Requirement:
What you return must be the full data, repeated verbatim, with no pictures in it.

Element data from apps and pages:
=======

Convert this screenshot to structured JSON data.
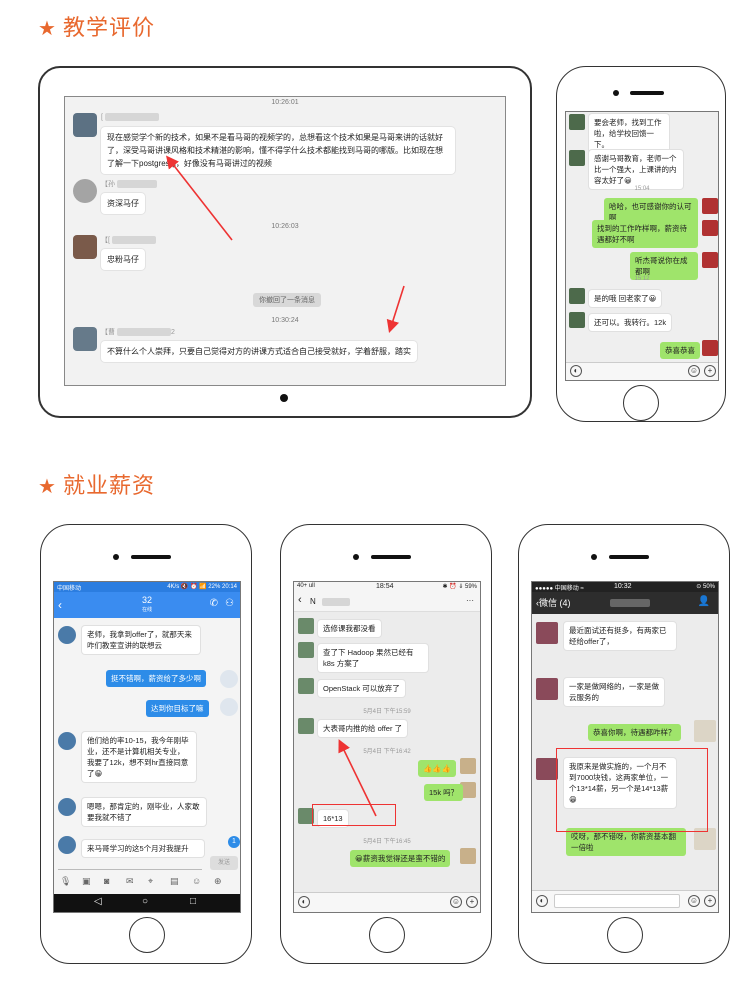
{
  "section1": {
    "title": "教学评价"
  },
  "section2": {
    "title": "就业薪资"
  },
  "tablet_chat": {
    "top_time": "10:26:01",
    "messages": [
      {
        "name": "[",
        "text": "现在感觉学个新的技术，如果不是看马哥的视频学的，总想看这个技术如果是马哥来讲的话就好了，深受马哥讲课风格和技术精湛的影响，懂不得学什么技术都能找到马哥的哪版。比如现在想了解一下postgresql，好像没有马哥讲过的视频"
      },
      {
        "name": "【孙",
        "text": "资深马仔"
      },
      {
        "name": "【[",
        "text": "忠粉马仔"
      },
      {
        "name": "【曹",
        "text": "不算什么个人崇拜，只要自己觉得对方的讲课方式适合自己接受就好，学着舒服，踏实"
      }
    ],
    "time1": "10:26:03",
    "recall": "你撤回了一条消息",
    "time2": "10:30:24",
    "name_suffix": "2"
  },
  "phone1": {
    "messages": [
      {
        "side": "L",
        "text": "要会老师，找到工作啦，给学校回馈一下。"
      },
      {
        "side": "L",
        "text": "感谢马哥教育，老师一个比一个强大，上课讲的内容太好了😀"
      },
      {
        "side": "R",
        "text": "哈哈，也可感谢你的认可啊"
      },
      {
        "side": "R",
        "text": "找到的工作咋样啊，薪资待遇都好不啊"
      },
      {
        "side": "R",
        "text": "听杰哥说你在成都啊"
      },
      {
        "side": "L",
        "text": "是的哦 回老家了😀"
      },
      {
        "side": "L",
        "text": "还可以。我转行。12k"
      },
      {
        "side": "R",
        "text": "恭喜恭喜"
      }
    ],
    "t1": "15:04",
    "t2": "15:12"
  },
  "phone2": {
    "status_left": "中国移动",
    "status_right": "4K/s 🔇 ⏰ 📶 22% 20:14",
    "title": "32",
    "subtitle": "在线",
    "messages": [
      {
        "side": "L",
        "text": "老师，我拿到offer了，就那天来咋们教室宣讲的联想云"
      },
      {
        "side": "R",
        "text": "挺不错啊，薪资给了多少啊"
      },
      {
        "side": "R",
        "text": "达到你目标了嘛"
      },
      {
        "side": "L",
        "text": "他们给的率10-15，我今年刚毕业，还不是计算机相关专业，我要了12k，想不到hr直接同意了😁"
      },
      {
        "side": "L",
        "text": "嗯嗯，那肯定的，刚毕业，人家敢要我就不错了"
      },
      {
        "side": "L",
        "text": "来马哥学习的这5个月对我提升"
      }
    ],
    "send": "发送",
    "badge": "1"
  },
  "phone3": {
    "status_left": "40+ ull",
    "status_time": "18:54",
    "status_right": "✱ ⏰ ⇓ 59%",
    "title": "N",
    "more": "···",
    "messages": [
      {
        "side": "L",
        "text": "选修课我都没看"
      },
      {
        "side": "L",
        "text": "查了下 Hadoop 果然已经有 k8s 方案了"
      },
      {
        "side": "L",
        "text": "OpenStack 可以放弃了"
      },
      {
        "side": "L",
        "text": "大表哥内推的给 offer 了"
      },
      {
        "side": "R",
        "text": "👍👍👍"
      },
      {
        "side": "R",
        "text": "15k 吗？"
      },
      {
        "side": "L",
        "text": "16*13"
      },
      {
        "side": "R",
        "text": "😀薪资我觉得还是蛮不错的"
      }
    ],
    "t1": "5月4日 下午15:59",
    "t2": "5月4日 下午16:42",
    "t3": "5月4日 下午16:45"
  },
  "phone4": {
    "status_left": "●●●●● 中国移动 ≈",
    "status_time": "10:32",
    "status_right": "⊙ 50%",
    "back": "微信 (4)",
    "messages": [
      {
        "side": "L",
        "text": "最近面试还有挺多，有两家已经给offer了，"
      },
      {
        "side": "L",
        "text": "一家是做网络的，一家是做云服务的"
      },
      {
        "side": "R",
        "text": "恭喜你啊，待遇都咋样？"
      },
      {
        "side": "L",
        "text": "我原来是做实施的，一个月不到7000块钱，这两家单位，一个13*14薪，另一个是14*13薪😁"
      },
      {
        "side": "R",
        "text": "哎呀，那不错呀，你薪资基本翻一倍啦"
      }
    ]
  }
}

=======

Solved exercise:
Convert this screenshot to structured JSON data.
{
  "section1": {
    "title": "教学评价"
  },
  "section2": {
    "title": "就业薪资"
  },
  "tablet_chat": {
    "top_time": "10:26:01",
    "messages": [
      {
        "name": "[",
        "text": "现在感觉学个新的技术，如果不是看马哥的视频学的，总想看这个技术如果是马哥来讲的话就好了，深受马哥讲课风格和技术精湛的影响，懂不得学什么技术都能找到马哥的哪版。比如现在想了解一下postgresql，好像没有马哥讲过的视频"
      },
      {
        "name": "【孙",
        "text": "资深马仔"
      },
      {
        "name": "【[",
        "text": "忠粉马仔"
      },
      {
        "name": "【曹",
        "text": "不算什么个人崇拜，只要自己觉得对方的讲课方式适合自己接受就好，学着舒服，踏实"
      }
    ],
    "time1": "10:26:03",
    "recall": "你撤回了一条消息",
    "time2": "10:30:24",
    "name_suffix": "2"
  },
  "phone1": {
    "messages": [
      {
        "side": "L",
        "text": "要会老师，找到工作啦，给学校回馈一下。"
      },
      {
        "side": "L",
        "text": "感谢马哥教育，老师一个比一个强大，上课讲的内容太好了😀"
      },
      {
        "side": "R",
        "text": "哈哈，也可感谢你的认可啊"
      },
      {
        "side": "R",
        "text": "找到的工作咋样啊，薪资待遇都好不啊"
      },
      {
        "side": "R",
        "text": "听杰哥说你在成都啊"
      },
      {
        "side": "L",
        "text": "是的哦 回老家了😀"
      },
      {
        "side": "L",
        "text": "还可以。我转行。12k"
      },
      {
        "side": "R",
        "text": "恭喜恭喜"
      }
    ],
    "t1": "15:04",
    "t2": "15:12"
  },
  "phone2": {
    "status_left": "中国移动",
    "status_right": "4K/s 🔇 ⏰ 📶 22% 20:14",
    "title": "32",
    "subtitle": "在线",
    "messages": [
      {
        "side": "L",
        "text": "老师，我拿到offer了，就那天来咋们教室宣讲的联想云"
      },
      {
        "side": "R",
        "text": "挺不错啊，薪资给了多少啊"
      },
      {
        "side": "R",
        "text": "达到你目标了嘛"
      },
      {
        "side": "L",
        "text": "他们给的率10-15，我今年刚毕业，还不是计算机相关专业，我要了12k，想不到hr直接同意了😁"
      },
      {
        "side": "L",
        "text": "嗯嗯，那肯定的，刚毕业，人家敢要我就不错了"
      },
      {
        "side": "L",
        "text": "来马哥学习的这5个月对我提升"
      }
    ],
    "send": "发送",
    "badge": "1"
  },
  "phone3": {
    "status_left": "40+ ull",
    "status_time": "18:54",
    "status_right": "✱ ⏰ ⇓ 59%",
    "title": "N",
    "more": "···",
    "messages": [
      {
        "side": "L",
        "text": "选修课我都没看"
      },
      {
        "side": "L",
        "text": "查了下 Hadoop 果然已经有 k8s 方案了"
      },
      {
        "side": "L",
        "text": "OpenStack 可以放弃了"
      },
      {
        "side": "L",
        "text": "大表哥内推的给 offer 了"
      },
      {
        "side": "R",
        "text": "👍👍👍"
      },
      {
        "side": "R",
        "text": "15k 吗？"
      },
      {
        "side": "L",
        "text": "16*13"
      },
      {
        "side": "R",
        "text": "😀薪资我觉得还是蛮不错的"
      }
    ],
    "t1": "5月4日 下午15:59",
    "t2": "5月4日 下午16:42",
    "t3": "5月4日 下午16:45"
  },
  "phone4": {
    "status_left": "●●●●● 中国移动 ≈",
    "status_time": "10:32",
    "status_right": "⊙ 50%",
    "back": "微信 (4)",
    "messages": [
      {
        "side": "L",
        "text": "最近面试还有挺多，有两家已经给offer了，"
      },
      {
        "side": "L",
        "text": "一家是做网络的，一家是做云服务的"
      },
      {
        "side": "R",
        "text": "恭喜你啊，待遇都咋样？"
      },
      {
        "side": "L",
        "text": "我原来是做实施的，一个月不到7000块钱，这两家单位，一个13*14薪，另一个是14*13薪😁"
      },
      {
        "side": "R",
        "text": "哎呀，那不错呀，你薪资基本翻一倍啦"
      }
    ]
  }
}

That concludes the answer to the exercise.